Patrick Healy writes in the New York Times that the Clintons feel the Bill-as-attack-dog strategy ("sphincter-like") is working, and needs to be continued.
Advisers to Sen. Hillary Clinton have concluded that Bill Clinton's aggressive politicking against Sen. Barack Obama is resonating with voters, and they intend to keep him on the campaign trail in a major role after the South Carolina primary.
The Clinton team has decided that the benefits of having Bill Clinton challenge Obama so forcefully, over Iraq and Obama's record and statements, are worth the trade-offs of potentially overshadowing Hillary Clinton at times, undermining his reputation as a statesman and raising the question among voters about whether they are putting him in the White House as much as her.
Much more after the jump...
...Bill Clinton has shown as much ability as his wife -- or even more -- to stir public and media skepticism about Obama's position on Iraq and his message of nonpartisan leadership, Clinton advisers say.
Bill Clinton is purposely trying to play bad cop against Obama, a senator from Illinois, and is keenly aware that a flash of anger or annoyance will draw even more media and public attention to his arguments, campaign officials say.

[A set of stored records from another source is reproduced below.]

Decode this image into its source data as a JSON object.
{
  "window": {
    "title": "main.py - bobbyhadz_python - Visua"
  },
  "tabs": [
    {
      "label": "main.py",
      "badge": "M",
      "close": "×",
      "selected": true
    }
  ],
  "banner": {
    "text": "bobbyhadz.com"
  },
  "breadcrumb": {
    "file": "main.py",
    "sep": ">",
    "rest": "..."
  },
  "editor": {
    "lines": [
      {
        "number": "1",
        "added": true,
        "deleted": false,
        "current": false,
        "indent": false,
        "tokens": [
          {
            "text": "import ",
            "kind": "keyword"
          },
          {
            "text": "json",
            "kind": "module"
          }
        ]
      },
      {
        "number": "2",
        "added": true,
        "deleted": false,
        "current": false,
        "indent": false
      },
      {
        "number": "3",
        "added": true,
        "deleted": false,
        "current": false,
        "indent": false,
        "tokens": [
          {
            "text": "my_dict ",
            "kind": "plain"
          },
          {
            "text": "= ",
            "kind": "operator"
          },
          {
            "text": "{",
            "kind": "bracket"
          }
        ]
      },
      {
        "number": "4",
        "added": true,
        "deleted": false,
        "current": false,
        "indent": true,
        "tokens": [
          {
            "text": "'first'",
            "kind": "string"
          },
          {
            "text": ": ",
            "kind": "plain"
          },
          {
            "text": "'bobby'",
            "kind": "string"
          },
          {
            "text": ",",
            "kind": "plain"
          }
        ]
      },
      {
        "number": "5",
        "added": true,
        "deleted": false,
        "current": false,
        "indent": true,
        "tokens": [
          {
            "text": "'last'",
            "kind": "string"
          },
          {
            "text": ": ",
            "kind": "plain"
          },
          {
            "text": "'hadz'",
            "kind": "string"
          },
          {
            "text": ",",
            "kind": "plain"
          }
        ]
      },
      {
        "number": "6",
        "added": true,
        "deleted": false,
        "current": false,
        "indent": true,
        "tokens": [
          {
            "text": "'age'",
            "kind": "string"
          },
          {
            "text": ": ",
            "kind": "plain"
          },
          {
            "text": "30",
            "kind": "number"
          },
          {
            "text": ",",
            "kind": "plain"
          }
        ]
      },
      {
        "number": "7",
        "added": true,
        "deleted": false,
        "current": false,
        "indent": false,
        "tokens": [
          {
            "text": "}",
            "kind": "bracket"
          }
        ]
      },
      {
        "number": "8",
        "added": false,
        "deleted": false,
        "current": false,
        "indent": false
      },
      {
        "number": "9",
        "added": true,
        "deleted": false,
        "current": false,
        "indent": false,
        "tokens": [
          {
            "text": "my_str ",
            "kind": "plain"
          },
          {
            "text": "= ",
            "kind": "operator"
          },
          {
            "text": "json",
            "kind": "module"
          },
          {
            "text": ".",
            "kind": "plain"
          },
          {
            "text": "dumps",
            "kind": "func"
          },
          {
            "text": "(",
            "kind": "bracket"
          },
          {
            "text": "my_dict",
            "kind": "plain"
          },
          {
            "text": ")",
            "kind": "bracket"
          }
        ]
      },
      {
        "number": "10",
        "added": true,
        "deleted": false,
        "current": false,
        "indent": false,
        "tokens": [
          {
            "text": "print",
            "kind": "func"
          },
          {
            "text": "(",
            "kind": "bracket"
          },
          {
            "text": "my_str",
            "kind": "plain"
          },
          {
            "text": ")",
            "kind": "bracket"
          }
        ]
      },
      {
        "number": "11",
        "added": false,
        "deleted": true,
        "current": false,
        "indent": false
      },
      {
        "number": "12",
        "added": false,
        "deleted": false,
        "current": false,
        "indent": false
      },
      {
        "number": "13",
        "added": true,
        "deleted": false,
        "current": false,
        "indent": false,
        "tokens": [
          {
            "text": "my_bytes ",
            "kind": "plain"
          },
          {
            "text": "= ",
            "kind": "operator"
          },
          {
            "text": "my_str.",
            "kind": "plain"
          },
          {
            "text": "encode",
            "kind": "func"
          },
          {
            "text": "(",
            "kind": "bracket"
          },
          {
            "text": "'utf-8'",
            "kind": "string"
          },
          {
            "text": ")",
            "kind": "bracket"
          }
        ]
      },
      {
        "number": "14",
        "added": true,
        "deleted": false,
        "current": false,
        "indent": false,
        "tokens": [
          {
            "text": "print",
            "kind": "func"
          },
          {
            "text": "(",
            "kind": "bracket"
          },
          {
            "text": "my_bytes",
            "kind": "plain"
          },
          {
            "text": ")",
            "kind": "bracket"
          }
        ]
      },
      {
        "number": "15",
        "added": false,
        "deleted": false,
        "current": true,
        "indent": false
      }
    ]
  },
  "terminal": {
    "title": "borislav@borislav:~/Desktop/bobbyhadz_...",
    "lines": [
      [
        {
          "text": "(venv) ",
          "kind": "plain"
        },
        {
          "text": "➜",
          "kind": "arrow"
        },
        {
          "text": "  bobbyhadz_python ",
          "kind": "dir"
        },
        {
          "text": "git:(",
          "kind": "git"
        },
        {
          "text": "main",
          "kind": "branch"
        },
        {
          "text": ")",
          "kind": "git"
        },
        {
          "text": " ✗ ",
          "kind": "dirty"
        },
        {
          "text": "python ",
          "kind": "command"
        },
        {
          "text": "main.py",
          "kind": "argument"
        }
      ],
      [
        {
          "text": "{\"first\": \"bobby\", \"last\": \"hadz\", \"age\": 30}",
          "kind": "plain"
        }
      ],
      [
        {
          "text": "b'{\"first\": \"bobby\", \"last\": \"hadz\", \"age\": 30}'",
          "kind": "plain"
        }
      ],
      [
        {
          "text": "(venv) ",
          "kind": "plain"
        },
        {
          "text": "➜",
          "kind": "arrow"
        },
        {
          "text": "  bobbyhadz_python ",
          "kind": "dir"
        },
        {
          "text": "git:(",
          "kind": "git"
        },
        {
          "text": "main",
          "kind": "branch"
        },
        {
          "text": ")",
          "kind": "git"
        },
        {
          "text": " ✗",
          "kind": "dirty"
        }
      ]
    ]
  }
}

According to Healy, we can look forward to Bill continuing the act in California, New York, and other later primaries. E.J. Dionne explains how cynical this all is in the New Republic.
Ronald Reagan, Clinton said [in 1991], deserved credit for winning the Cold War. He praised Reagan's "rhetoric in defense of freedom" and his role in "advancing the idea that communism could be rolled back."... Clinton was careful to add that the Reagan military program included "a lot of wasted money and unnecessary expenditure," but the signal had been sent: Clinton was willing to move beyond "the brain-dead politics in both parties," as he so often put it.
His apostasy was widely noticed. The Memphis Commercial Appeal praised Clinton two days later for daring to "set himself apart from the pack of contenders for the Democratic nomination by saying something nice about Ronald Reagan."
...I have been thinking about that episode ever since Hillary Clinton's campaign started unloading on Barack Obama for making statements about Reagan that were, if anything, more measured than Bill Clinton's 1991 comments... Obama's not particularly original insight was a central premise of Bill Clinton's 1992 campaign. Clinton argued over and over that Democrats could not win without new ideas of their own...
That's why the Clintons' assault on Obama is so depressing. In many ways, Obama is running the 2008 version of the 1992 Clinton campaign. You have the feeling that if Bill Clinton did not have another candidate in this contest, he'd be advising Obama and cheering him on.
Years of decrying the politics of personal destruction and now this...